_Task objective:_
Filter the listing below down to the lines containing the word "opgaven".

[Data extracts Boundary: Start]

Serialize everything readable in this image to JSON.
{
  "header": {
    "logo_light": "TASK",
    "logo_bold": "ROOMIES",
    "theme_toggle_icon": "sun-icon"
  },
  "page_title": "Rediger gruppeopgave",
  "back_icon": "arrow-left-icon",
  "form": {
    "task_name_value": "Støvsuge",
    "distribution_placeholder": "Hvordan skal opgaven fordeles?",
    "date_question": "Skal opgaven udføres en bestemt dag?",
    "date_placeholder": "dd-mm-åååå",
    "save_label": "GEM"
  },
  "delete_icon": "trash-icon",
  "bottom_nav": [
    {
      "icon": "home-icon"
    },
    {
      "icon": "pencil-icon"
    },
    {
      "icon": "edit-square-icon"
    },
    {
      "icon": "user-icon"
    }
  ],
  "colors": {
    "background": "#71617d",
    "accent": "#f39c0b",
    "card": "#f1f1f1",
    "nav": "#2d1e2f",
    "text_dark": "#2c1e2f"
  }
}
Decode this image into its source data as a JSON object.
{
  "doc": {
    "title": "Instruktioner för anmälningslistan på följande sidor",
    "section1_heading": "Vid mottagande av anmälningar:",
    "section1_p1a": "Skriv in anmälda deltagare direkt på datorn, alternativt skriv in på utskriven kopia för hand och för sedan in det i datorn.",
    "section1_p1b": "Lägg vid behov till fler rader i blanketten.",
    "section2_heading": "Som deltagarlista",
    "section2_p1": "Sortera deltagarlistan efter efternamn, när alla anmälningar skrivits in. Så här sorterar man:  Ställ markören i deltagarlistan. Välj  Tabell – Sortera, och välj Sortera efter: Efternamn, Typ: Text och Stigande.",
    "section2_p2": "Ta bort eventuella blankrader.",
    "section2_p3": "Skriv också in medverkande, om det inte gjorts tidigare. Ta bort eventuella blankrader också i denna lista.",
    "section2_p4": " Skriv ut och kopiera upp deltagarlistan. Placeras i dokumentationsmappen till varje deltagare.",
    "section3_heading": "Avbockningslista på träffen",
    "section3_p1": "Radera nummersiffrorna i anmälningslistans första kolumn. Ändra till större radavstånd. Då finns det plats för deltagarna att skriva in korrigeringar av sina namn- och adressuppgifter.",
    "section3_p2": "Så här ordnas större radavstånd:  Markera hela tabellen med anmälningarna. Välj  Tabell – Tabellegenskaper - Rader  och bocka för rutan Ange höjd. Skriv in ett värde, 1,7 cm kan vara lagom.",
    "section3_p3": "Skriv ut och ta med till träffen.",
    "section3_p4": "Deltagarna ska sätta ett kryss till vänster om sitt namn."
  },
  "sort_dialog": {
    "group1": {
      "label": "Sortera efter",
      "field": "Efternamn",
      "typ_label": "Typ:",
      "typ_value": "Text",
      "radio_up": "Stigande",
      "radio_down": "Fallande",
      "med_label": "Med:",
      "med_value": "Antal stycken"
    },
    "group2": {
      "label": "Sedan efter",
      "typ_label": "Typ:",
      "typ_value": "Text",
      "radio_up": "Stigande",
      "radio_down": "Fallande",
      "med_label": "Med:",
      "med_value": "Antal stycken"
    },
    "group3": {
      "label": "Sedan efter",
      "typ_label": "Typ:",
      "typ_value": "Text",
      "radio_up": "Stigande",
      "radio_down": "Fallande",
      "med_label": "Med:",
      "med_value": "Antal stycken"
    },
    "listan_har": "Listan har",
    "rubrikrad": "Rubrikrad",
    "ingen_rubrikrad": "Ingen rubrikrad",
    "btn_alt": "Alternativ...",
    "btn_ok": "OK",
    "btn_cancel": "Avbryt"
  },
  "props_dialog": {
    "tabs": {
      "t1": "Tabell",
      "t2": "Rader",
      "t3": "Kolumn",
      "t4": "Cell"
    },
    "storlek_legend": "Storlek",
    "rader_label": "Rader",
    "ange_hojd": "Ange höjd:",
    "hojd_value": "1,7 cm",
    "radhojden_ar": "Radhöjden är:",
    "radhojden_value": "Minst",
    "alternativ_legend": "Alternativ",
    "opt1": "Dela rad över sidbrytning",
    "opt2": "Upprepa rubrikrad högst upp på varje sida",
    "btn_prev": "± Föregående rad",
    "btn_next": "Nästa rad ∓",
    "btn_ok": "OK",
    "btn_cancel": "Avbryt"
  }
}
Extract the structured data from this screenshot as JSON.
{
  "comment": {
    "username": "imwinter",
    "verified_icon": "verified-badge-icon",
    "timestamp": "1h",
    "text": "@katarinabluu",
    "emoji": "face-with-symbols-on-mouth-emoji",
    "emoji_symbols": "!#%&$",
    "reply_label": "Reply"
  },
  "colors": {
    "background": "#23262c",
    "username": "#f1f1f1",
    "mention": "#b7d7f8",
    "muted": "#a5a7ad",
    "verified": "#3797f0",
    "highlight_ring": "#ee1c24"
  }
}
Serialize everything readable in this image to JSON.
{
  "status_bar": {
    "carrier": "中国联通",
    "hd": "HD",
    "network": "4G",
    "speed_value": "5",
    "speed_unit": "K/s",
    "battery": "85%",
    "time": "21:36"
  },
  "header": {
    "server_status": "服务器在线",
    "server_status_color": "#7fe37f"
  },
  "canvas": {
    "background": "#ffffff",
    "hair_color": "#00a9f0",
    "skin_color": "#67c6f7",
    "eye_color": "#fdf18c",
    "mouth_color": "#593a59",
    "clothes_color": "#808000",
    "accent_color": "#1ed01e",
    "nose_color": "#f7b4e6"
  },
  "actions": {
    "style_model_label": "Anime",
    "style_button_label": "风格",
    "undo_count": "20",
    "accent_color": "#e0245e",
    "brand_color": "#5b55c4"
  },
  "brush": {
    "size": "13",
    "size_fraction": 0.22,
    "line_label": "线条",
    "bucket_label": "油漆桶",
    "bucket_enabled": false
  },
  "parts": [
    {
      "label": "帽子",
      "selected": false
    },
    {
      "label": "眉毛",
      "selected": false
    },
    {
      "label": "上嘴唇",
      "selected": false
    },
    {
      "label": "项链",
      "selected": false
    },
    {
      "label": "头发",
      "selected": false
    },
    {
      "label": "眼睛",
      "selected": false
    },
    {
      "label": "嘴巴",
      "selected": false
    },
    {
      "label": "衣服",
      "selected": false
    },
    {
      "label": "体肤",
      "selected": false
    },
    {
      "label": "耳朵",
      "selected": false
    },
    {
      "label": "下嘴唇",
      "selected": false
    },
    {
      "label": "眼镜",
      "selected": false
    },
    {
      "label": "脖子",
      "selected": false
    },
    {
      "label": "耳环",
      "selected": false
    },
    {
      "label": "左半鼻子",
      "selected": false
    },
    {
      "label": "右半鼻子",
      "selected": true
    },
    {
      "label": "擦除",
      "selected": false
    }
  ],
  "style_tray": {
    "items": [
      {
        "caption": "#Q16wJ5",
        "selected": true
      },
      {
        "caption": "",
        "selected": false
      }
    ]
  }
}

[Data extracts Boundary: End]

_Your response:_
    "distribution_placeholder": "Hvordan skal opgaven fordeles?",
    "date_question": "Skal opgaven udføres en bestemt dag?",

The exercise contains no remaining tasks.